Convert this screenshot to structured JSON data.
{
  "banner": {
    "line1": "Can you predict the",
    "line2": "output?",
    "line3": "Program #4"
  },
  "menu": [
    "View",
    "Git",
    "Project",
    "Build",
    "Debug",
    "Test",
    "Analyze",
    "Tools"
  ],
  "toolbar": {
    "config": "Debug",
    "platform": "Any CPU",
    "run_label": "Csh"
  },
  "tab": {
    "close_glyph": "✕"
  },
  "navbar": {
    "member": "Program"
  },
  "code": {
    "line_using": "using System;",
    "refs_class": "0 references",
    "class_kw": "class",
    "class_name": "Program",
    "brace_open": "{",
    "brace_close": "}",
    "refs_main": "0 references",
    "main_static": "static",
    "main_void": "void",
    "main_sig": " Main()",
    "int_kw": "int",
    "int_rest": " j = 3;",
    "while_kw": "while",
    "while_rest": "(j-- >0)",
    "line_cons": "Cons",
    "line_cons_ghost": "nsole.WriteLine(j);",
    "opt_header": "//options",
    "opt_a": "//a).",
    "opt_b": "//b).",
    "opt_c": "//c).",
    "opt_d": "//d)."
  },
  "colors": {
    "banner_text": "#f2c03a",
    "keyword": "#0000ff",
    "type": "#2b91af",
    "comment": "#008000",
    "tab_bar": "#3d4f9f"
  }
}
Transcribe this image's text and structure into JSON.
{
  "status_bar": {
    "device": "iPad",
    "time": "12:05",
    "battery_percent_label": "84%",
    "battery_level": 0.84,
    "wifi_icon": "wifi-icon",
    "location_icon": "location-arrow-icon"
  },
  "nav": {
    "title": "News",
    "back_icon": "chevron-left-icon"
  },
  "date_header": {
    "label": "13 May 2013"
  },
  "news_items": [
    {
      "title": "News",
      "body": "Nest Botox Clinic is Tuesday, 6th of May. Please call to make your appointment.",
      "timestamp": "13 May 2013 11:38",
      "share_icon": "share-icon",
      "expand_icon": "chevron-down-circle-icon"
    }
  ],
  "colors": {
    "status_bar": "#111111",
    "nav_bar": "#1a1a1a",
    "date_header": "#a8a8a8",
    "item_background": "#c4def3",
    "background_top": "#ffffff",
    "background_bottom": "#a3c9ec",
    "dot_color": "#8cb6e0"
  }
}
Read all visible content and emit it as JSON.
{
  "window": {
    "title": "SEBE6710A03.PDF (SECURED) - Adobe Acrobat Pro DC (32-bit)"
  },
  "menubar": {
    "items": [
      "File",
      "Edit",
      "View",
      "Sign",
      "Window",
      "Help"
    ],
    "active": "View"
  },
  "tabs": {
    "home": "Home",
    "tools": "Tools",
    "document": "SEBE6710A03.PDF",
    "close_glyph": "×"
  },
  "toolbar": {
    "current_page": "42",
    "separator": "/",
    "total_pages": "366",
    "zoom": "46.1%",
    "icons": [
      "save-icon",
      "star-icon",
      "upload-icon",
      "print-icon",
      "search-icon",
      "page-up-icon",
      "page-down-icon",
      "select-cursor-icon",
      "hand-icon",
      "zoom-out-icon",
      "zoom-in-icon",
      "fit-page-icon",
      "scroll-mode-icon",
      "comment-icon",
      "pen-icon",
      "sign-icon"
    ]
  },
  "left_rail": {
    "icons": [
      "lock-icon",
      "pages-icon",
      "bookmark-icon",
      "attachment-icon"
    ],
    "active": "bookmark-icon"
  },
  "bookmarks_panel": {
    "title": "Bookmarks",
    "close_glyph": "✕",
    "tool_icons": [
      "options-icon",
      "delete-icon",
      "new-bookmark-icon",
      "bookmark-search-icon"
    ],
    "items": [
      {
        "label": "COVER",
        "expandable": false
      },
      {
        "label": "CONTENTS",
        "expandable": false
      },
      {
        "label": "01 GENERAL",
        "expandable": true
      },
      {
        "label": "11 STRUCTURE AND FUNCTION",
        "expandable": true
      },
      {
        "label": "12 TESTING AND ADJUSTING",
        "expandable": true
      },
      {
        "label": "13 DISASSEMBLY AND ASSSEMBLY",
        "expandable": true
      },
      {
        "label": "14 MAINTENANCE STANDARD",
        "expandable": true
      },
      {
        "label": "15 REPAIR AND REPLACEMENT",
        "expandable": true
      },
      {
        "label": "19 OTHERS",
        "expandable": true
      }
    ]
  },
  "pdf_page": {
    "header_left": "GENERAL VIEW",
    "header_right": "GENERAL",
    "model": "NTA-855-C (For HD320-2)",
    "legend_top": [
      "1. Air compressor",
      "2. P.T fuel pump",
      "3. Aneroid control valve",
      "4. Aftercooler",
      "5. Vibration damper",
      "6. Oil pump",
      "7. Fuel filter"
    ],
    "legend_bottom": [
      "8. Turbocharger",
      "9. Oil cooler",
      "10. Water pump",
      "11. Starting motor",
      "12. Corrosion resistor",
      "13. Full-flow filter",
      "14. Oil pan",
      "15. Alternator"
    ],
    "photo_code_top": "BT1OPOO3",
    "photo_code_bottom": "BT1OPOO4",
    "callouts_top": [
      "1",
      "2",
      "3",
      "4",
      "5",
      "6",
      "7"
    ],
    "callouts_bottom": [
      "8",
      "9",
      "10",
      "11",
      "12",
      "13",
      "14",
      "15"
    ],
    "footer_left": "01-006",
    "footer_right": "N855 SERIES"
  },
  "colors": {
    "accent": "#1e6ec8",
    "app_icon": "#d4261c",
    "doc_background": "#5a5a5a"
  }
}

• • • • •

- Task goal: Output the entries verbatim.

- Answer area:
Convert this screenshot to structured JSON data.
{
  "banner": {
    "line1": "Can you predict the",
    "line2": "output?",
    "line3": "Program #4"
  },
  "menu": [
    "View",
    "Git",
    "Project",
    "Build",
    "Debug",
    "Test",
    "Analyze",
    "Tools"
  ],
  "toolbar": {
    "config": "Debug",
    "platform": "Any CPU",
    "run_label": "Csh"
  },
  "tab": {
    "close_glyph": "✕"
  },
  "navbar": {
    "member": "Program"
  },
  "code": {
    "line_using": "using System;",
    "refs_class": "0 references",
    "class_kw": "class",
    "class_name": "Program",
    "brace_open": "{",
    "brace_close": "}",
    "refs_main": "0 references",
    "main_static": "static",
    "main_void": "void",
    "main_sig": " Main()",
    "int_kw": "int",
    "int_rest": " j = 3;",
    "while_kw": "while",
    "while_rest": "(j-- >0)",
    "line_cons": "Cons",
    "line_cons_ghost": "nsole.WriteLine(j);",
    "opt_header": "//options",
    "opt_a": "//a).",
    "opt_b": "//b).",
    "opt_c": "//c).",
    "opt_d": "//d)."
  },
  "colors": {
    "banner_text": "#f2c03a",
    "keyword": "#0000ff",
    "type": "#2b91af",
    "comment": "#008000",
    "tab_bar": "#3d4f9f"
  }
}
Transcribe this image's text and structure into JSON.
{
  "status_bar": {
    "device": "iPad",
    "time": "12:05",
    "battery_percent_label": "84%",
    "battery_level": 0.84,
    "wifi_icon": "wifi-icon",
    "location_icon": "location-arrow-icon"
  },
  "nav": {
    "title": "News",
    "back_icon": "chevron-left-icon"
  },
  "date_header": {
    "label": "13 May 2013"
  },
  "news_items": [
    {
      "title": "News",
      "body": "Nest Botox Clinic is Tuesday, 6th of May. Please call to make your appointment.",
      "timestamp": "13 May 2013 11:38",
      "share_icon": "share-icon",
      "expand_icon": "chevron-down-circle-icon"
    }
  ],
  "colors": {
    "status_bar": "#111111",
    "nav_bar": "#1a1a1a",
    "date_header": "#a8a8a8",
    "item_background": "#c4def3",
    "background_top": "#ffffff",
    "background_bottom": "#a3c9ec",
    "dot_color": "#8cb6e0"
  }
}
Read all visible content and emit it as JSON.
{
  "window": {
    "title": "SEBE6710A03.PDF (SECURED) - Adobe Acrobat Pro DC (32-bit)"
  },
  "menubar": {
    "items": [
      "File",
      "Edit",
      "View",
      "Sign",
      "Window",
      "Help"
    ],
    "active": "View"
  },
  "tabs": {
    "home": "Home",
    "tools": "Tools",
    "document": "SEBE6710A03.PDF",
    "close_glyph": "×"
  },
  "toolbar": {
    "current_page": "42",
    "separator": "/",
    "total_pages": "366",
    "zoom": "46.1%",
    "icons": [
      "save-icon",
      "star-icon",
      "upload-icon",
      "print-icon",
      "search-icon",
      "page-up-icon",
      "page-down-icon",
      "select-cursor-icon",
      "hand-icon",
      "zoom-out-icon",
      "zoom-in-icon",
      "fit-page-icon",
      "scroll-mode-icon",
      "comment-icon",
      "pen-icon",
      "sign-icon"
    ]
  },
  "left_rail": {
    "icons": [
      "lock-icon",
      "pages-icon",
      "bookmark-icon",
      "attachment-icon"
    ],
    "active": "bookmark-icon"
  },
  "bookmarks_panel": {
    "title": "Bookmarks",
    "close_glyph": "✕",
    "tool_icons": [
      "options-icon",
      "delete-icon",
      "new-bookmark-icon",
      "bookmark-search-icon"
    ],
    "items": [
      {
        "label": "COVER",
        "expandable": false
      },
      {
        "label": "CONTENTS",
        "expandable": false
      },
      {
        "label": "01 GENERAL",
        "expandable": true
      },
      {
        "label": "11 STRUCTURE AND FUNCTION",
        "expandable": true
      },
      {
        "label": "12 TESTING AND ADJUSTING",
        "expandable": true
      },
      {
        "label": "13 DISASSEMBLY AND ASSSEMBLY",
        "expandable": true
      },
      {
        "label": "14 MAINTENANCE STANDARD",
        "expandable": true
      },
      {
        "label": "15 REPAIR AND REPLACEMENT",
        "expandable": true
      },
      {
        "label": "19 OTHERS",
        "expandable": true
      }
    ]
  },
  "pdf_page": {
    "header_left": "GENERAL VIEW",
    "header_right": "GENERAL",
    "model": "NTA-855-C (For HD320-2)",
    "legend_top": [
      "1. Air compressor",
      "2. P.T fuel pump",
      "3. Aneroid control valve",
      "4. Aftercooler",
      "5. Vibration damper",
      "6. Oil pump",
      "7. Fuel filter"
    ],
    "legend_bottom": [
      "8. Turbocharger",
      "9. Oil cooler",
      "10. Water pump",
      "11. Starting motor",
      "12. Corrosion resistor",
      "13. Full-flow filter",
      "14. Oil pan",
      "15. Alternator"
    ],
    "photo_code_top": "BT1OPOO3",
    "photo_code_bottom": "BT1OPOO4",
    "callouts_top": [
      "1",
      "2",
      "3",
      "4",
      "5",
      "6",
      "7"
    ],
    "callouts_bottom": [
      "8",
      "9",
      "10",
      "11",
      "12",
      "13",
      "14",
      "15"
    ],
    "footer_left": "01-006",
    "footer_right": "N855 SERIES"
  },
  "colors": {
    "accent": "#1e6ec8",
    "app_icon": "#d4261c",
    "doc_background": "#5a5a5a"
  }
}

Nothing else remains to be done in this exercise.